1911 Encyclopædia Britannica/Jacob's Well
JACOB’S WELL, the scene of the conversation between Jesus and the “woman of Samaria” narrated in the Fourth Gospel, is described as being in the neighbourhood of an otherwise unmentioned “city called Sychar.” From the time of Eusebius this city has been identified with Sychem or Shechem (modern Nablus), and the well is still in existence 112 m. E. of the town, at the foot of Mt Gerizim. It is beneath one of the ruined arches of a church mentioned by Jerome, and is reached by a few rough steps. When Robinson visited it in 1838 it was 105 ft. deep, but it is now much shallower and often dry.

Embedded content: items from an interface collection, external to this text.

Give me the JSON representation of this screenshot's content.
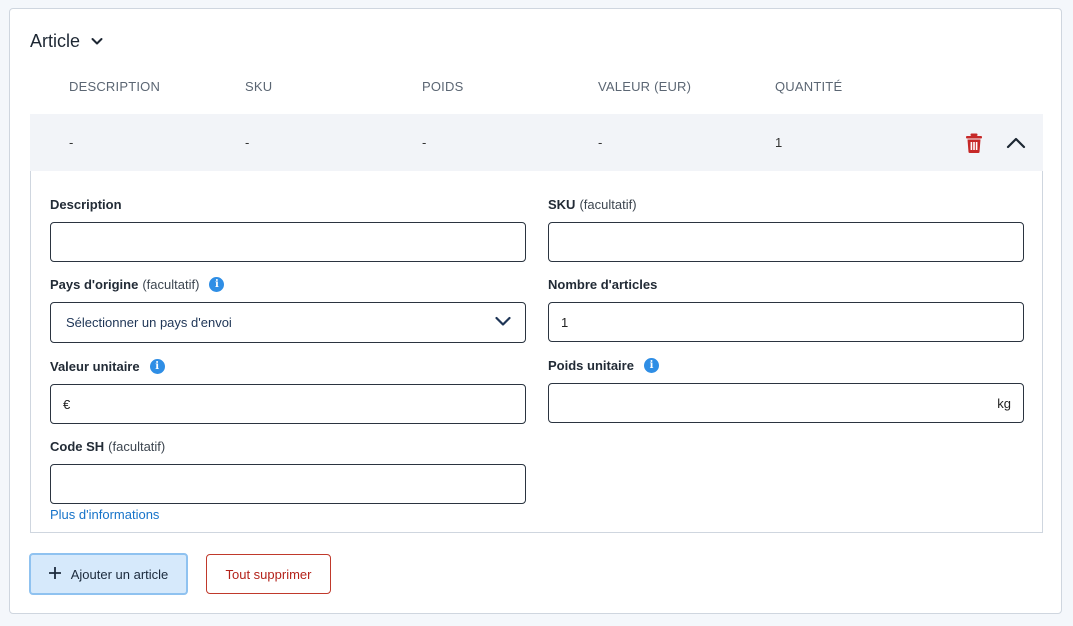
{
  "section": {
    "title": "Article"
  },
  "table": {
    "headers": [
      "DESCRIPTION",
      "SKU",
      "POIDS",
      "VALEUR (EUR)",
      "QUANTITÉ"
    ],
    "row": [
      "-",
      "-",
      "-",
      "-",
      "1"
    ]
  },
  "form": {
    "description_label": "Description",
    "sku_label": "SKU",
    "sku_optional": "(facultatif)",
    "origin_label": "Pays d'origine",
    "origin_optional": "(facultatif)",
    "origin_select": "Sélectionner un pays d'envoi",
    "count_label": "Nombre d'articles",
    "count_value": "1",
    "unit_value_label": "Valeur unitaire",
    "currency_symbol": "€",
    "unit_weight_label": "Poids unitaire",
    "weight_unit": "kg",
    "hs_label": "Code SH",
    "hs_optional": "(facultatif)",
    "more_info_link": "Plus d'informations"
  },
  "actions": {
    "add_label": "Ajouter un article",
    "delete_all_label": "Tout supprimer"
  },
  "colors": {
    "accent": "#2f8ee5",
    "danger": "#c62828",
    "row_bg": "#f2f4f8",
    "add_bg": "#d6e9fb"
  },
  "icons": [
    "chevron-down-icon",
    "trash-icon",
    "chevron-up-icon",
    "info-icon",
    "plus-icon"
  ]
}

For a discussion of Sychar as distinct from Shechem see T. K. Cheyne, art. “Sychar,” in Ency. Bibl., col. 4830. It is possible that Sychar should be placed at Tulūl Balātā, a mound about 12 m. W. of the well (Palestine Exploration Fund Statement, 1907, p. 92 seq.); when that village fell into ruin the name may have migrated to ʽAskar, a village on the lower slopes of Mt Ebal about 134 m. E.N.E. from Nablus and 12 m. N. from Jacob’s Well. It may be noted that the difficulty is not with the location of the well, but with the identification of Sychar.